Task requirements. Write out the data word for word and omit every picture.
=== Section Start ===
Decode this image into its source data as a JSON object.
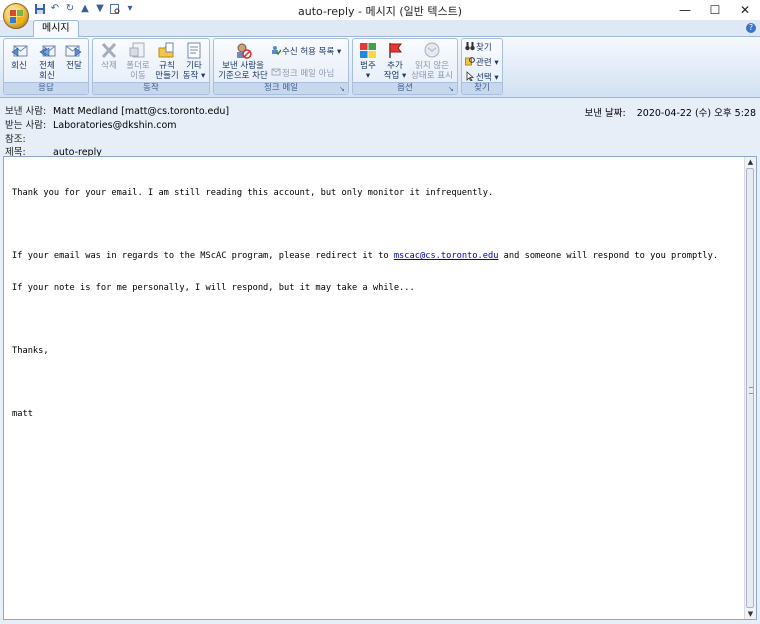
{
  "window": {
    "title": "auto-reply - 메시지 (일반 텍스트)",
    "minimize": "—",
    "maximize": "☐",
    "close": "✕"
  },
  "tabs": [
    {
      "label": "메시지"
    }
  ],
  "ribbon": {
    "respond": {
      "label": "응답",
      "reply": "회신",
      "reply_all_1": "전체",
      "reply_all_2": "회신",
      "forward": "전달"
    },
    "actions": {
      "label": "동작",
      "delete": "삭제",
      "move_1": "폴더로",
      "move_2": "이동",
      "rules_1": "규칙",
      "rules_2": "만들기",
      "other_1": "기타",
      "other_2": "동작"
    },
    "junk": {
      "label": "정크 메일",
      "block_1": "보낸 사람을",
      "block_2": "기준으로 차단",
      "safe_list": "수신 허용 목록",
      "not_junk": "정크 메일 아님"
    },
    "options": {
      "label": "옵션",
      "categorize_1": "범주",
      "follow_up_1": "추가",
      "follow_up_2": "작업",
      "mark_unread_1": "읽지 않은",
      "mark_unread_2": "상태로 표시"
    },
    "find": {
      "label": "찾기",
      "find": "찾기",
      "related": "관련",
      "select": "선택"
    }
  },
  "message": {
    "from_label": "보낸 사람:",
    "from": "Matt Medland [matt@cs.toronto.edu]",
    "to_label": "받는 사람:",
    "to": "Laboratories@dkshin.com",
    "cc_label": "참조:",
    "cc": "",
    "subject_label": "제목:",
    "subject": "auto-reply",
    "sent_label": "보낸 날짜:",
    "sent": "2020-04-22 (수) 오후 5:28"
  },
  "body": {
    "line1": "Thank you for your email. I am still reading this account, but only monitor it infrequently.",
    "line2_pre": "If your email was in regards to the MScAC program, please redirect it to ",
    "line2_link": "mscac@cs.toronto.edu",
    "line2_post": " and someone will respond to you promptly.",
    "line3": "If your note is for me personally, I will respond, but it may take a while...",
    "line4": "Thanks,",
    "line5": "matt"
  }
}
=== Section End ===
Answer for the task.
Decode this image into its source data as a JSON object.
{
  "window": {
    "title": "auto-reply - 메시지 (일반 텍스트)",
    "minimize": "—",
    "maximize": "☐",
    "close": "✕"
  },
  "tabs": [
    {
      "label": "메시지"
    }
  ],
  "ribbon": {
    "respond": {
      "label": "응답",
      "reply": "회신",
      "reply_all_1": "전체",
      "reply_all_2": "회신",
      "forward": "전달"
    },
    "actions": {
      "label": "동작",
      "delete": "삭제",
      "move_1": "폴더로",
      "move_2": "이동",
      "rules_1": "규칙",
      "rules_2": "만들기",
      "other_1": "기타",
      "other_2": "동작"
    },
    "junk": {
      "label": "정크 메일",
      "block_1": "보낸 사람을",
      "block_2": "기준으로 차단",
      "safe_list": "수신 허용 목록",
      "not_junk": "정크 메일 아님"
    },
    "options": {
      "label": "옵션",
      "categorize_1": "범주",
      "follow_up_1": "추가",
      "follow_up_2": "작업",
      "mark_unread_1": "읽지 않은",
      "mark_unread_2": "상태로 표시"
    },
    "find": {
      "label": "찾기",
      "find": "찾기",
      "related": "관련",
      "select": "선택"
    }
  },
  "message": {
    "from_label": "보낸 사람:",
    "from": "Matt Medland [matt@cs.toronto.edu]",
    "to_label": "받는 사람:",
    "to": "Laboratories@dkshin.com",
    "cc_label": "참조:",
    "cc": "",
    "subject_label": "제목:",
    "subject": "auto-reply",
    "sent_label": "보낸 날짜:",
    "sent": "2020-04-22 (수) 오후 5:28"
  },
  "body": {
    "line1": "Thank you for your email. I am still reading this account, but only monitor it infrequently.",
    "line2_pre": "If your email was in regards to the MScAC program, please redirect it to ",
    "line2_link": "mscac@cs.toronto.edu",
    "line2_post": " and someone will respond to you promptly.",
    "line3": "If your note is for me personally, I will respond, but it may take a while...",
    "line4": "Thanks,",
    "line5": "matt"
  }
}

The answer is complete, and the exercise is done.